■ **STORED DATA**:
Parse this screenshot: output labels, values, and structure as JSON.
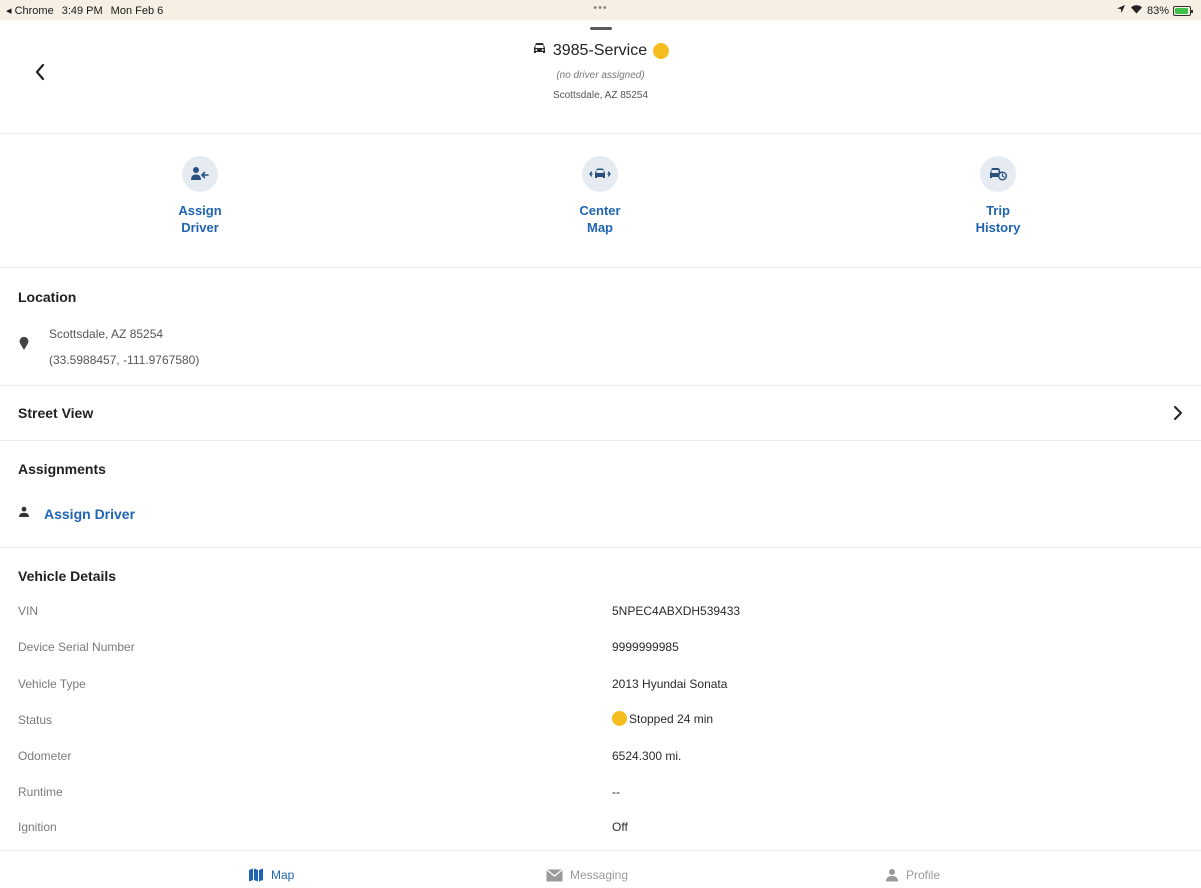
{
  "status_bar": {
    "back_app": "◂ Chrome",
    "time": "3:49 PM",
    "date": "Mon Feb 6",
    "dots": "•••",
    "battery": "83%"
  },
  "header": {
    "title": "3985-Service",
    "subtitle": "(no driver assigned)",
    "location": "Scottsdale, AZ 85254",
    "status_color": "#f5bd1f"
  },
  "actions": {
    "assign_driver": {
      "line1": "Assign",
      "line2": "Driver",
      "icon": "assign-driver-icon"
    },
    "center_map": {
      "line1": "Center",
      "line2": "Map",
      "icon": "center-map-icon"
    },
    "trip_history": {
      "line1": "Trip",
      "line2": "History",
      "icon": "trip-history-icon"
    }
  },
  "location": {
    "title": "Location",
    "address": "Scottsdale, AZ 85254",
    "coords": "(33.5988457, -111.9767580)"
  },
  "street_view": {
    "title": "Street View"
  },
  "assignments": {
    "title": "Assignments",
    "assign_label": "Assign Driver"
  },
  "vehicle_details": {
    "title": "Vehicle Details",
    "rows": [
      {
        "label": "VIN",
        "value": "5NPEC4ABXDH539433"
      },
      {
        "label": "Device Serial Number",
        "value": "9999999985"
      },
      {
        "label": "Vehicle Type",
        "value": "2013 Hyundai Sonata"
      },
      {
        "label": "Status",
        "value": "Stopped 24 min"
      },
      {
        "label": "Odometer",
        "value": "6524.300 mi."
      },
      {
        "label": "Runtime",
        "value": "--"
      },
      {
        "label": "Ignition",
        "value": "Off"
      }
    ]
  },
  "tabs": {
    "map": "Map",
    "messaging": "Messaging",
    "profile": "Profile"
  },
  "colors": {
    "accent": "#1f64b3",
    "status_yellow": "#f5bd1f",
    "icon_bg": "#e6ebf2"
  }
}
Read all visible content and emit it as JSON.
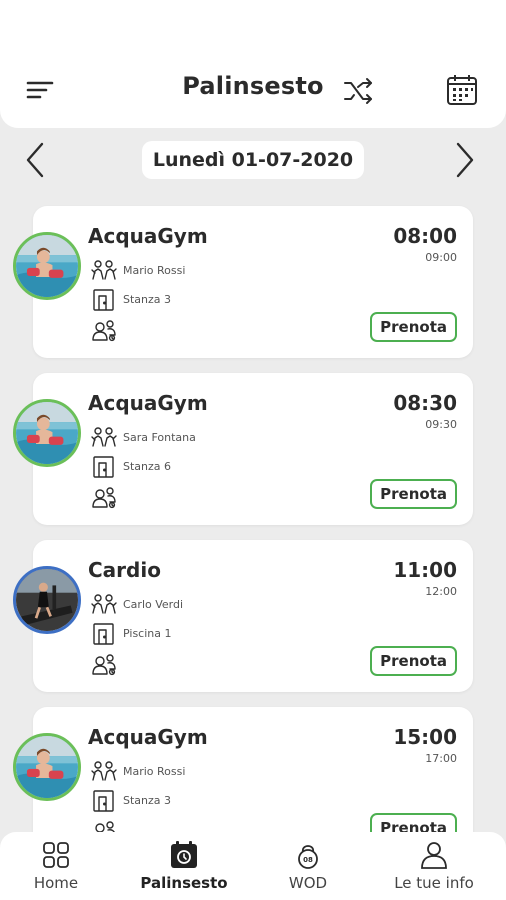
{
  "header": {
    "title": "Palinsesto",
    "menu_icon": "menu-icon",
    "shuffle_icon": "shuffle-icon",
    "calendar_icon": "calendar-icon"
  },
  "date_nav": {
    "date": "Lunedì 01-07-2020",
    "prev_icon": "chevron-left-icon",
    "next_icon": "chevron-right-icon"
  },
  "classes": [
    {
      "name": "AcquaGym",
      "start": "08:00",
      "end": "09:00",
      "instructor": "Mario Rossi",
      "room": "Stanza 3",
      "book_label": "Prenota",
      "avatar": "aquagym-photo"
    },
    {
      "name": "AcquaGym",
      "start": "08:30",
      "end": "09:30",
      "instructor": "Sara Fontana",
      "room": "Stanza 6",
      "book_label": "Prenota",
      "avatar": "aquagym-photo"
    },
    {
      "name": "Cardio",
      "start": "11:00",
      "end": "12:00",
      "instructor": "Carlo Verdi",
      "room": "Piscina 1",
      "book_label": "Prenota",
      "avatar": "cardio-photo"
    },
    {
      "name": "AcquaGym",
      "start": "15:00",
      "end": "17:00",
      "instructor": "Mario Rossi",
      "room": "Stanza 3",
      "book_label": "Prenota",
      "avatar": "aquagym-photo"
    }
  ],
  "tabbar": {
    "tabs": [
      {
        "label": "Home",
        "icon": "grid-icon",
        "active": false
      },
      {
        "label": "Palinsesto",
        "icon": "calendar-clock-icon",
        "active": true
      },
      {
        "label": "WOD",
        "icon": "kettlebell-icon",
        "active": false
      },
      {
        "label": "Le tue info",
        "icon": "user-icon",
        "active": false
      }
    ]
  },
  "colors": {
    "background": "#ececec",
    "accent_green": "#4caf50",
    "avatar_green": "#6bbf59",
    "avatar_blue": "#3d6fc4",
    "text": "#2b2b2b"
  }
}
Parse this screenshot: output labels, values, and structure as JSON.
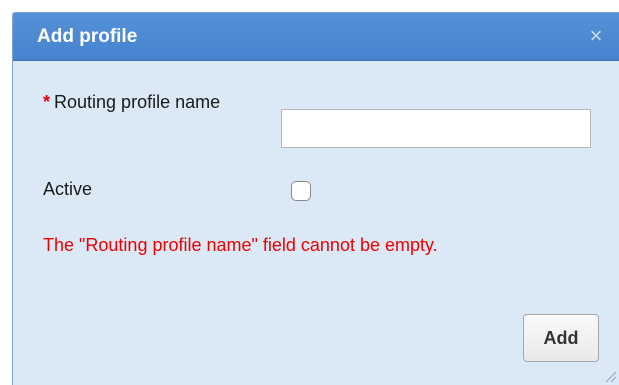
{
  "dialog": {
    "title": "Add profile",
    "close_icon": "close-icon",
    "close_glyph": "×"
  },
  "form": {
    "required_marker": "*",
    "name_label": "Routing profile name",
    "name_value": "",
    "name_placeholder": "",
    "active_label": "Active",
    "active_checked": false,
    "error_message": "The \"Routing profile name\" field cannot be empty."
  },
  "buttons": {
    "add_label": "Add"
  },
  "colors": {
    "titlebar": "#4683cf",
    "dialog_bg": "#dbe8f5",
    "error": "#ee0000"
  }
}
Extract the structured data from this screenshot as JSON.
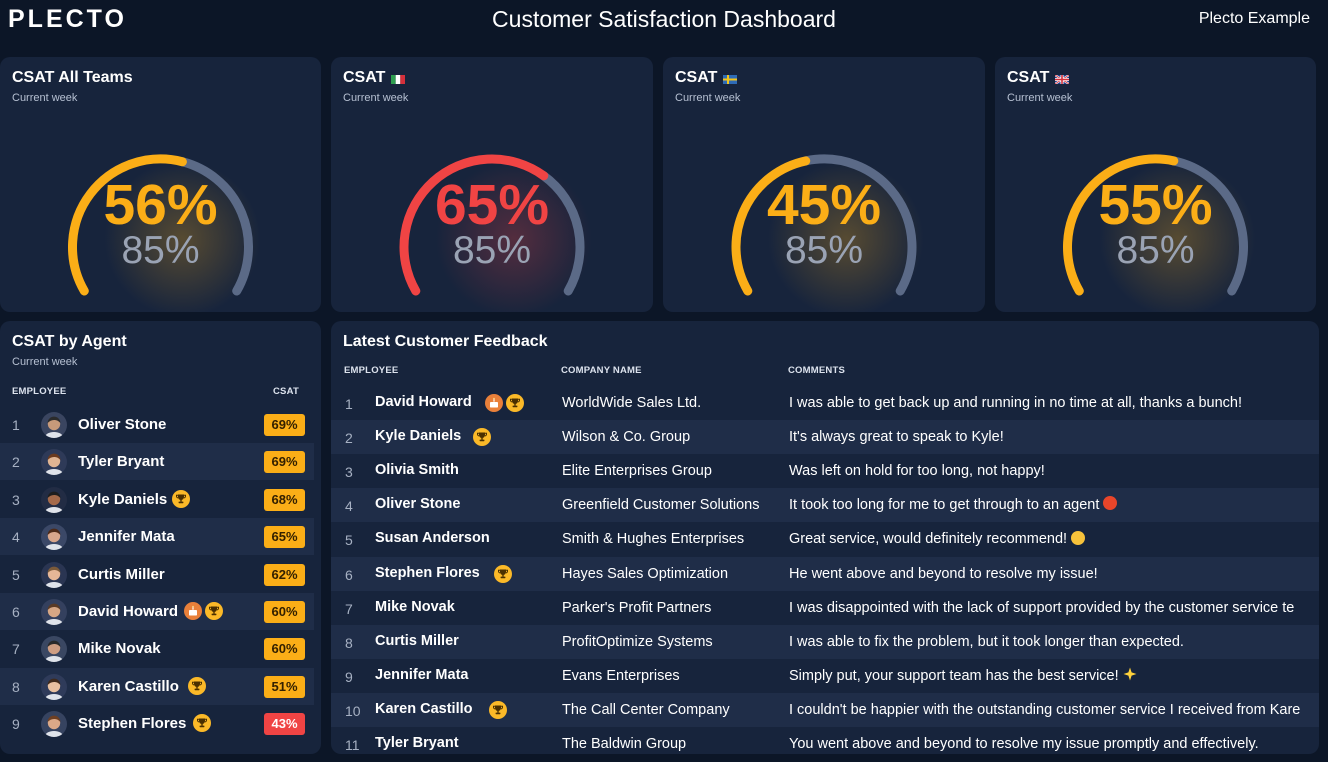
{
  "header": {
    "logo": "PLECTO",
    "title": "Customer Satisfaction Dashboard",
    "right_label": "Plecto Example"
  },
  "colors": {
    "background": "#0c1627",
    "card": "#17243c",
    "row_alt": "#1f2d48",
    "orange": "#fbae17",
    "red": "#f04444",
    "track": "#5b6a87",
    "muted_text": "#9aa3b4"
  },
  "gauges": [
    {
      "title": "CSAT All Teams",
      "flag": "",
      "subtitle": "Current week",
      "value_label": "56%",
      "target_label": "85%",
      "fraction": 0.56,
      "color": "#fbae17"
    },
    {
      "title": "CSAT",
      "flag": "italy-flag",
      "subtitle": "Current week",
      "value_label": "65%",
      "target_label": "85%",
      "fraction": 0.65,
      "color": "#f04444"
    },
    {
      "title": "CSAT",
      "flag": "sweden-flag",
      "subtitle": "Current week",
      "value_label": "45%",
      "target_label": "85%",
      "fraction": 0.45,
      "color": "#fbae17"
    },
    {
      "title": "CSAT",
      "flag": "uk-flag",
      "subtitle": "Current week",
      "value_label": "55%",
      "target_label": "85%",
      "fraction": 0.55,
      "color": "#fbae17"
    }
  ],
  "agents": {
    "title": "CSAT by Agent",
    "subtitle": "Current week",
    "col_employee": "EMPLOYEE",
    "col_csat": "CSAT",
    "rows": [
      {
        "rank": "1",
        "name": "Oliver Stone",
        "csat": "69%",
        "badges": [],
        "color": "#fbae17"
      },
      {
        "rank": "2",
        "name": "Tyler Bryant",
        "csat": "69%",
        "badges": [],
        "color": "#fbae17"
      },
      {
        "rank": "3",
        "name": "Kyle Daniels",
        "csat": "68%",
        "badges": [
          "trophy-icon"
        ],
        "color": "#fbae17"
      },
      {
        "rank": "4",
        "name": "Jennifer Mata",
        "csat": "65%",
        "badges": [],
        "color": "#fbae17"
      },
      {
        "rank": "5",
        "name": "Curtis Miller",
        "csat": "62%",
        "badges": [],
        "color": "#fbae17"
      },
      {
        "rank": "6",
        "name": "David Howard",
        "csat": "60%",
        "badges": [
          "cake-icon",
          "trophy-icon"
        ],
        "color": "#fbae17"
      },
      {
        "rank": "7",
        "name": "Mike Novak",
        "csat": "60%",
        "badges": [],
        "color": "#fbae17"
      },
      {
        "rank": "8",
        "name": "Karen Castillo",
        "csat": "51%",
        "badges": [
          "trophy-icon"
        ],
        "color": "#fbae17"
      },
      {
        "rank": "9",
        "name": "Stephen Flores",
        "csat": "43%",
        "badges": [
          "trophy-icon"
        ],
        "color": "#f04444"
      }
    ]
  },
  "feedback": {
    "title": "Latest Customer Feedback",
    "col_employee": "EMPLOYEE",
    "col_company": "COMPANY NAME",
    "col_comments": "COMMENTS",
    "rows": [
      {
        "num": "1",
        "name": "David Howard",
        "badges": [
          "cake-icon",
          "trophy-icon"
        ],
        "company": "WorldWide Sales Ltd.",
        "comment": "I was able to get back up and running in no time at all, thanks a bunch!",
        "emoji": ""
      },
      {
        "num": "2",
        "name": "Kyle Daniels",
        "badges": [
          "trophy-icon"
        ],
        "company": "Wilson & Co. Group",
        "comment": "It's always great to speak to Kyle!",
        "emoji": ""
      },
      {
        "num": "3",
        "name": "Olivia Smith",
        "badges": [],
        "company": "Elite Enterprises Group",
        "comment": "Was left on hold for too long, not happy!",
        "emoji": ""
      },
      {
        "num": "4",
        "name": "Oliver Stone",
        "badges": [],
        "company": "Greenfield Customer Solutions",
        "comment": "It took too long for me to get through to an agent",
        "emoji": "angry-face-icon"
      },
      {
        "num": "5",
        "name": "Susan Anderson",
        "badges": [],
        "company": "Smith & Hughes Enterprises",
        "comment": "Great service, would definitely recommend!",
        "emoji": "smiley-face-icon"
      },
      {
        "num": "6",
        "name": "Stephen Flores",
        "badges": [
          "trophy-icon"
        ],
        "company": "Hayes Sales Optimization",
        "comment": "He went above and beyond to resolve my issue!",
        "emoji": ""
      },
      {
        "num": "7",
        "name": "Mike Novak",
        "badges": [],
        "company": "Parker's Profit Partners",
        "comment": "I was disappointed with the lack of support provided by the customer service te",
        "emoji": ""
      },
      {
        "num": "8",
        "name": "Curtis Miller",
        "badges": [],
        "company": "ProfitOptimize Systems",
        "comment": "I was able to fix the problem, but it took longer than expected.",
        "emoji": ""
      },
      {
        "num": "9",
        "name": "Jennifer Mata",
        "badges": [],
        "company": "Evans Enterprises",
        "comment": "Simply put, your support team has the best service!",
        "emoji": "sparkle-star-icon"
      },
      {
        "num": "10",
        "name": "Karen Castillo",
        "badges": [
          "trophy-icon"
        ],
        "company": "The Call Center Company",
        "comment": "I couldn't be happier with the outstanding customer service I received from Kare",
        "emoji": ""
      },
      {
        "num": "11",
        "name": "Tyler Bryant",
        "badges": [],
        "company": "The Baldwin Group",
        "comment": "You went above and beyond to resolve my issue promptly and effectively.",
        "emoji": ""
      }
    ]
  }
}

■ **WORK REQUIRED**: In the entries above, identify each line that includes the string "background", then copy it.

■ **RESPONSE AREA**:
    "background": "#ececec",
    "background": "#0c1627",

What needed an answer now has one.